This is not just a Catholic dilemma, Protestants in China also view religious formation as an important challenge in youth work, as reflected in the official Protestant monthly publication, Tian Feng, which discusses the pastoral needs of young people in its May 2011 issue.

Several accounts from Churches in Changsha (Hunan) and Beijing shared the difficulties of retaining their young believers, as well as some of the solutions to the challenge. In one Church in Beijing, 90 per cent of its members are migrants looking for work.

Many of them only come once or disappear if they lose their jobs. Thus, the membership of the community is unstable. Various pastors have cited ways of keeping their young believers faithful.

They have highlighted features such as their interest in new things and ability to learn new things quickly, but at the same time note that they lack patience and depth in their knowledge and faith.

Lack of trained personnel in youth ministry is one of the difficulties faced by Protestant Church leaders.

Similar problems are faced by priests and sisters involved in youth ministry in the Catholic Church. Some priests told China Bridge that many young people are facing a crisis in their faith.

They are exposed to a secularised environment and once they leave their villages they move away from the structured religious practice they grew up with. Few, or none, of their classmates or friends are Christian.

High school students often stay in school dormitories and are more pressured with university entrance examinations; while university students are faced with the lure of a materialistic lifestyle and the daunting task of looking for employment.

The priests say that just attending Sunday Mass is not enough to sustain their faith or meet the needs in their spiritual growth.

Young Catholics have left home for studies or for work. Sometimes, they are in a place with no or few nearby churches and it can be hard to find a Catholic friend.
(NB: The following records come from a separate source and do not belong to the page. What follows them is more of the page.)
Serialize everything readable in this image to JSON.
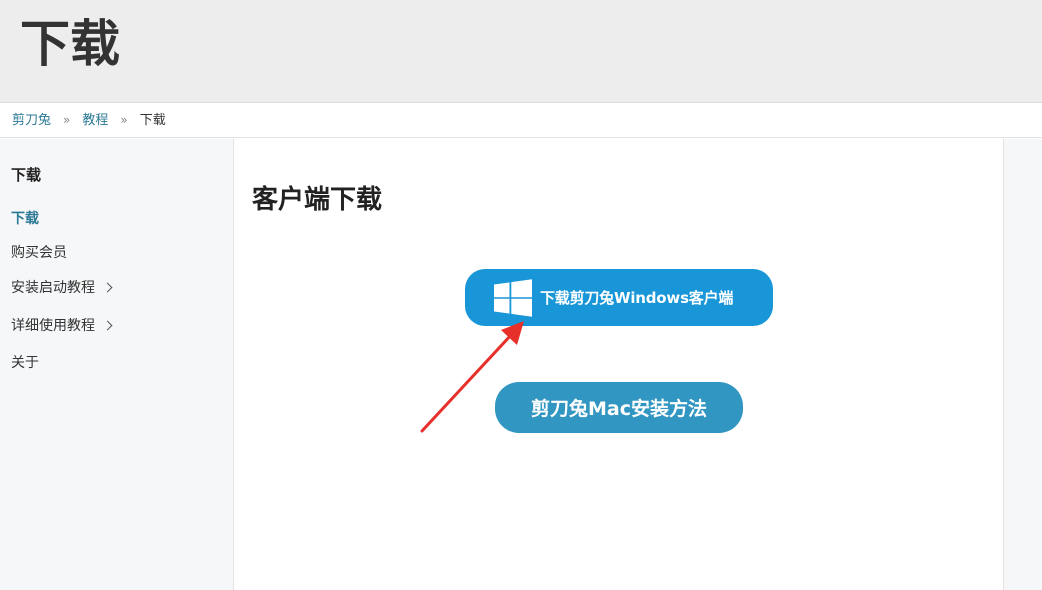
{
  "hero": {
    "title": "下载"
  },
  "breadcrumb": {
    "items": [
      "剪刀兔",
      "教程"
    ],
    "separator": "»",
    "current": "下载"
  },
  "sidebar": {
    "title": "下载",
    "items": [
      {
        "label": "下载",
        "active": true
      },
      {
        "label": "购买会员"
      },
      {
        "label": "安装启动教程",
        "expandable": true
      },
      {
        "label": "详细使用教程",
        "expandable": true
      },
      {
        "label": "关于"
      }
    ]
  },
  "main": {
    "heading": "客户端下载",
    "windows_button": {
      "label": "下载剪刀兔Windows客户端",
      "icon": "windows-logo-icon"
    },
    "mac_button": {
      "label": "剪刀兔Mac安装方法"
    }
  },
  "annotation": {
    "type": "red-arrow",
    "color": "#e8302a"
  },
  "colors": {
    "link": "#2c7a96",
    "windows_button": "#1996d8",
    "mac_button": "#3196c1"
  }
}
It is as if they have entered a faith desert.

One priest explained that coming to grips with the value of marriage and religious vocation needs substantial counselling and guidance.

Financial pressures force young Catholics to live in a dilemma, either they follow their Christian values or live as others do, yearning for the good life.

Formation activities for Catholic students in universities always attract some of their classmates, who may not have an intention of getting baptised, but do enjoy the friendship and face-to-face contact with priests and sisters.

“Internet and chat groups are important to keep a connection with young students,” people in youth ministry say, especially after their graduation, as they may move to other cities for employment.

Therefore, summer camps and similar activities are an important dynamic in keeping young Catholics together.

Many look forward to them as a chance to learn more about the Church and make friends with people of the same faith. Even more so, some hope to find their future spouses at these camps, as it is hard to find a boyfriend or girlfriend of the same belief.

Parish priests and youth ministers hope that there will be more dedicated and well-trained Church personnel available to work in the area of faith formation of young people.

“This is for the future of our Church,” they say.